What the task asks:
Please go through the records below and return every line holding the word "label".

Source material:
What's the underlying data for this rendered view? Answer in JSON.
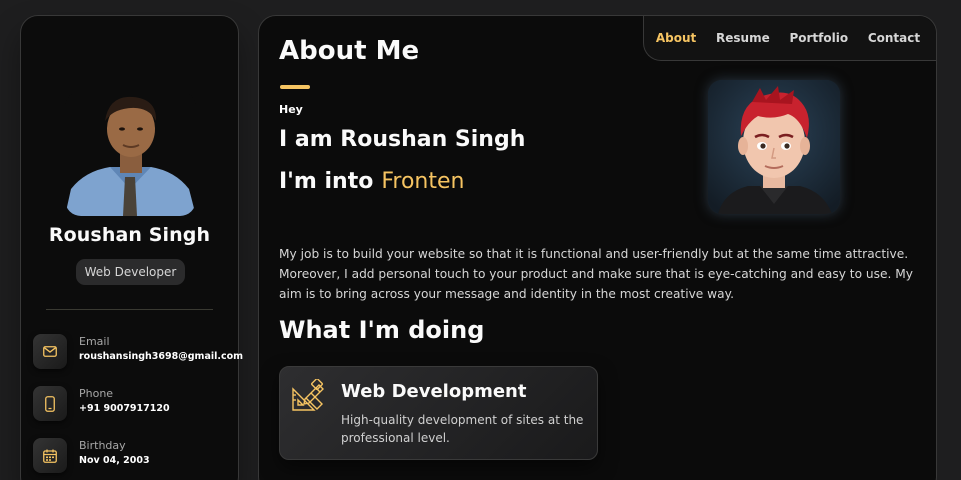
{
  "sidebar": {
    "name": "Roushan Singh",
    "title": "Web Developer",
    "contacts": [
      {
        "label": "Email",
        "value": "roushansingh3698@gmail.com",
        "icon": "mail-icon"
      },
      {
        "label": "Phone",
        "value": "+91 9007917120",
        "icon": "phone-icon"
      },
      {
        "label": "Birthday",
        "value": "Nov 04, 2003",
        "icon": "calendar-icon"
      }
    ]
  },
  "nav": {
    "items": [
      "About",
      "Resume",
      "Portfolio",
      "Contact"
    ],
    "active": "About"
  },
  "about": {
    "title": "About Me",
    "greeting": "Hey",
    "intro_name": "I am Roushan Singh",
    "into_prefix": "I'm into",
    "into_typed": "Fronten",
    "bio": "My job is to build your website so that it is functional and user-friendly but at the same time attractive. Moreover, I add personal touch to your product and make sure that is eye-catching and easy to use. My aim is to bring across your message and identity in the most creative way."
  },
  "doing": {
    "title": "What I'm doing",
    "services": [
      {
        "title": "Web Development",
        "description": "High-quality development of sites at the professional level.",
        "icon": "design-tools-icon"
      }
    ]
  },
  "colors": {
    "accent": "#f6c462",
    "background": "#1e1e1f",
    "panel": "#0b0b0b"
  }
}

Reply to the task:
        "label": "Email",
        "label": "Phone",
        "label": "Birthday",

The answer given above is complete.